EXCERPTED RECORDS: Begin

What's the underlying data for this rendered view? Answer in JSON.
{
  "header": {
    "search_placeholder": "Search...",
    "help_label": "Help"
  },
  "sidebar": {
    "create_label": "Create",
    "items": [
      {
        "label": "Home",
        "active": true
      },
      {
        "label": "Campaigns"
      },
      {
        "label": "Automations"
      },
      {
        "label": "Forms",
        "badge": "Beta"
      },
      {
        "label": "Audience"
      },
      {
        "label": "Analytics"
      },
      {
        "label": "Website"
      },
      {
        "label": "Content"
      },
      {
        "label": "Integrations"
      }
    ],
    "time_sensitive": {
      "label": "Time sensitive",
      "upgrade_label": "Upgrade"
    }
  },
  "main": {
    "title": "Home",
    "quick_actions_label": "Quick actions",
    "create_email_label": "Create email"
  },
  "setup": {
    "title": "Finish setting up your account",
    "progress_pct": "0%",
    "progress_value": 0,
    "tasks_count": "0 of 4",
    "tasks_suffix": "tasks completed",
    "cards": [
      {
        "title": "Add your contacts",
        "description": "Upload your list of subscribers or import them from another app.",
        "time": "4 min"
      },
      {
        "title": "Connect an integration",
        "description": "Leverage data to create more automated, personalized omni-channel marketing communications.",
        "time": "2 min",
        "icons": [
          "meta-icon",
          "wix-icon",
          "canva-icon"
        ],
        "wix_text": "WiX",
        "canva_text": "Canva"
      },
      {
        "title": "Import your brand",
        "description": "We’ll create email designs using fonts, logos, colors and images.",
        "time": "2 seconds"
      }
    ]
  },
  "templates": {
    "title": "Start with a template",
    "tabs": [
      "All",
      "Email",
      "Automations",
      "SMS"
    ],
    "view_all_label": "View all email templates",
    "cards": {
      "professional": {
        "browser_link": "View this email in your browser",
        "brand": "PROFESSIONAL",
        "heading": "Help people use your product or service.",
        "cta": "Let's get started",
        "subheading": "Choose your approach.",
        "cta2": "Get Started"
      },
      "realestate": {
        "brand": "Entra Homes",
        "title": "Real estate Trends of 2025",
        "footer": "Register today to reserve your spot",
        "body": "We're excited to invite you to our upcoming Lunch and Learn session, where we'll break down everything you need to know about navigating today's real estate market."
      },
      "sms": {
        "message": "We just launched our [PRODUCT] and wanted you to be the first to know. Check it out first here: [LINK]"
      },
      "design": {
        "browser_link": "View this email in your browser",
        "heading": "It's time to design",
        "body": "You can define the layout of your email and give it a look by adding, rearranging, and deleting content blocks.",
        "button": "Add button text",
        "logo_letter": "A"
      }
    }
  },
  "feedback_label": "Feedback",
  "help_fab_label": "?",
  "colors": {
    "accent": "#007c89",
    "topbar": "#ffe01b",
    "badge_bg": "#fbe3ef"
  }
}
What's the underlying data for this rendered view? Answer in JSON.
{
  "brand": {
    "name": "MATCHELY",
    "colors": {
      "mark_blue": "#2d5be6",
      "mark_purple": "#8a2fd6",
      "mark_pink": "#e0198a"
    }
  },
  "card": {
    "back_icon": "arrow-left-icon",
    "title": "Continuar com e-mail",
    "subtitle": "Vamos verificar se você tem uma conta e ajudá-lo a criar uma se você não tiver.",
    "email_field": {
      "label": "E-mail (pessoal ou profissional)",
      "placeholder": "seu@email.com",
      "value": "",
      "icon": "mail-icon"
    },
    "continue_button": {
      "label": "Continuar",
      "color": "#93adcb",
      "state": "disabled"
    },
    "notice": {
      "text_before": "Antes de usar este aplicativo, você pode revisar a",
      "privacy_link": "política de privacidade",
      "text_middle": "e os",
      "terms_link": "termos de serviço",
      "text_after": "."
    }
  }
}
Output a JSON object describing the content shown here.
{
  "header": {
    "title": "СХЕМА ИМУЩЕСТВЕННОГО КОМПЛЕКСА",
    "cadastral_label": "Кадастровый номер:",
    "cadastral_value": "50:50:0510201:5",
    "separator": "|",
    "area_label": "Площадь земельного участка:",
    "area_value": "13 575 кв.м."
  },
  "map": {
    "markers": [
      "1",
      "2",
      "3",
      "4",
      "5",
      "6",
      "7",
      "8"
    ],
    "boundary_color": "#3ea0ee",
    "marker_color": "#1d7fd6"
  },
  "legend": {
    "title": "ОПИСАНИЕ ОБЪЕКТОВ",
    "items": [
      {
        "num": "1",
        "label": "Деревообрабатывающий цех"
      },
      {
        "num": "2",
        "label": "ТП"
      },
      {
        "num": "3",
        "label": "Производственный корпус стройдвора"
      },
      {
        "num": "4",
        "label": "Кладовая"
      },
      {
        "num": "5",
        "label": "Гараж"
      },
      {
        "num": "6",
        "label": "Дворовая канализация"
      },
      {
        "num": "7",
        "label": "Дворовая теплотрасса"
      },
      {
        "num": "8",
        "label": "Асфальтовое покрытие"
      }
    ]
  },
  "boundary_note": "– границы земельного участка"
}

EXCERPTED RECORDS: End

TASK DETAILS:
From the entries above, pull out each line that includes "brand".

SOLUTION TO THE EXERCISE:
        "title": "Import your brand",
        "brand": "PROFESSIONAL",
        "brand": "Entra Homes",
  "brand": {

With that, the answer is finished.